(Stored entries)
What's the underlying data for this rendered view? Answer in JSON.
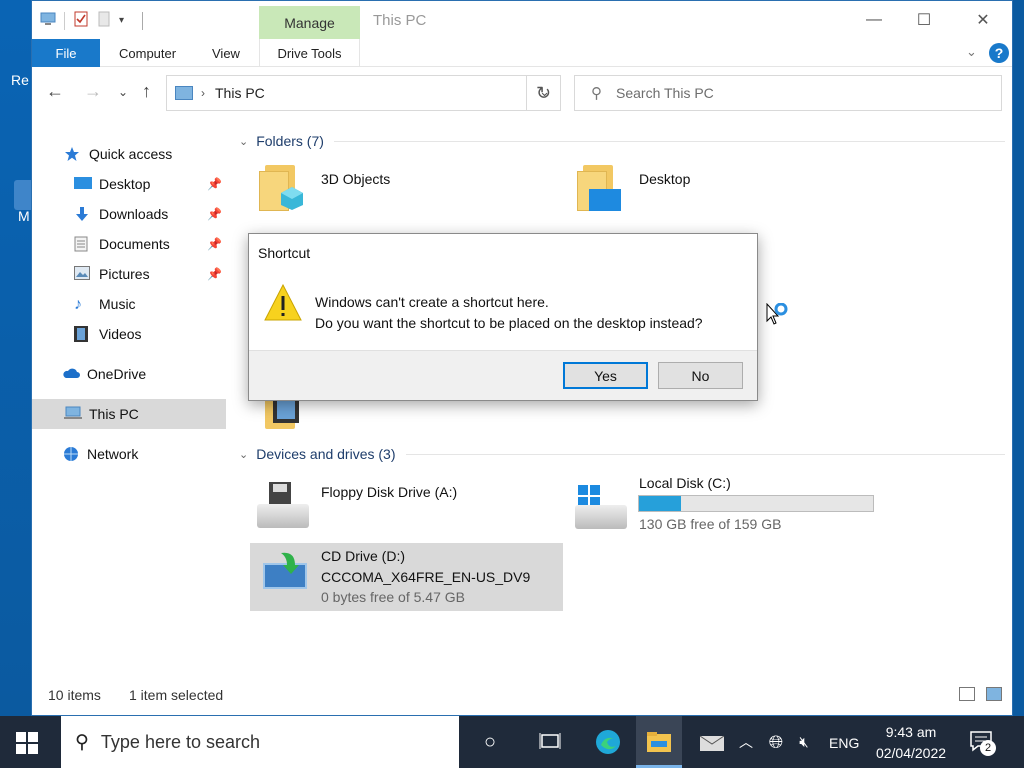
{
  "desktop": {
    "partial_label_1": "Re",
    "partial_label_2": "M"
  },
  "window": {
    "title": "This PC",
    "context_tab": "Manage",
    "controls": {
      "minimize": "—",
      "maximize": "☐",
      "close": "✕"
    }
  },
  "ribbon": {
    "tabs": [
      {
        "label": "File"
      },
      {
        "label": "Computer"
      },
      {
        "label": "View"
      },
      {
        "label": "Drive Tools"
      }
    ],
    "help": "?"
  },
  "navbar": {
    "address_crumb": "This PC",
    "search_placeholder": "Search This PC"
  },
  "sidebar": {
    "items": [
      {
        "label": "Quick access",
        "icon": "star-icon"
      },
      {
        "label": "Desktop",
        "icon": "desktop-folder-icon",
        "pinned": true
      },
      {
        "label": "Downloads",
        "icon": "download-icon",
        "pinned": true
      },
      {
        "label": "Documents",
        "icon": "documents-icon",
        "pinned": true
      },
      {
        "label": "Pictures",
        "icon": "pictures-icon",
        "pinned": true
      },
      {
        "label": "Music",
        "icon": "music-icon"
      },
      {
        "label": "Videos",
        "icon": "videos-icon"
      },
      {
        "label": "OneDrive",
        "icon": "cloud-icon"
      },
      {
        "label": "This PC",
        "icon": "computer-icon",
        "selected": true
      },
      {
        "label": "Network",
        "icon": "network-icon"
      }
    ]
  },
  "content": {
    "folders_header": "Folders (7)",
    "folders": [
      {
        "label": "3D Objects"
      },
      {
        "label": "Desktop"
      }
    ],
    "devices_header": "Devices and drives (3)",
    "drives": [
      {
        "label": "Floppy Disk Drive (A:)"
      },
      {
        "label": "Local Disk (C:)",
        "free": "130 GB free of 159 GB",
        "used_fraction": 0.18
      },
      {
        "label": "CD Drive (D:)",
        "volume": "CCCOMA_X64FRE_EN-US_DV9",
        "free": "0 bytes free of 5.47 GB",
        "selected": true
      }
    ]
  },
  "status": {
    "count": "10 items",
    "selection": "1 item selected"
  },
  "dialog": {
    "title": "Shortcut",
    "line1": "Windows can't create a shortcut here.",
    "line2": "Do you want the shortcut to be placed on the desktop instead?",
    "yes": "Yes",
    "no": "No"
  },
  "taskbar": {
    "search_placeholder": "Type here to search",
    "language": "ENG",
    "time": "9:43 am",
    "date": "02/04/2022",
    "notifications": "2"
  },
  "colors": {
    "accent": "#1979ca",
    "manage_tab": "#c9e8b8",
    "selection": "#d9d9d9",
    "drive_bar": "#26a0da",
    "taskbar": "#1f2a3a"
  }
}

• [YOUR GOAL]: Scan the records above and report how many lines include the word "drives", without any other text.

• [EXERCISE RESULT]: 2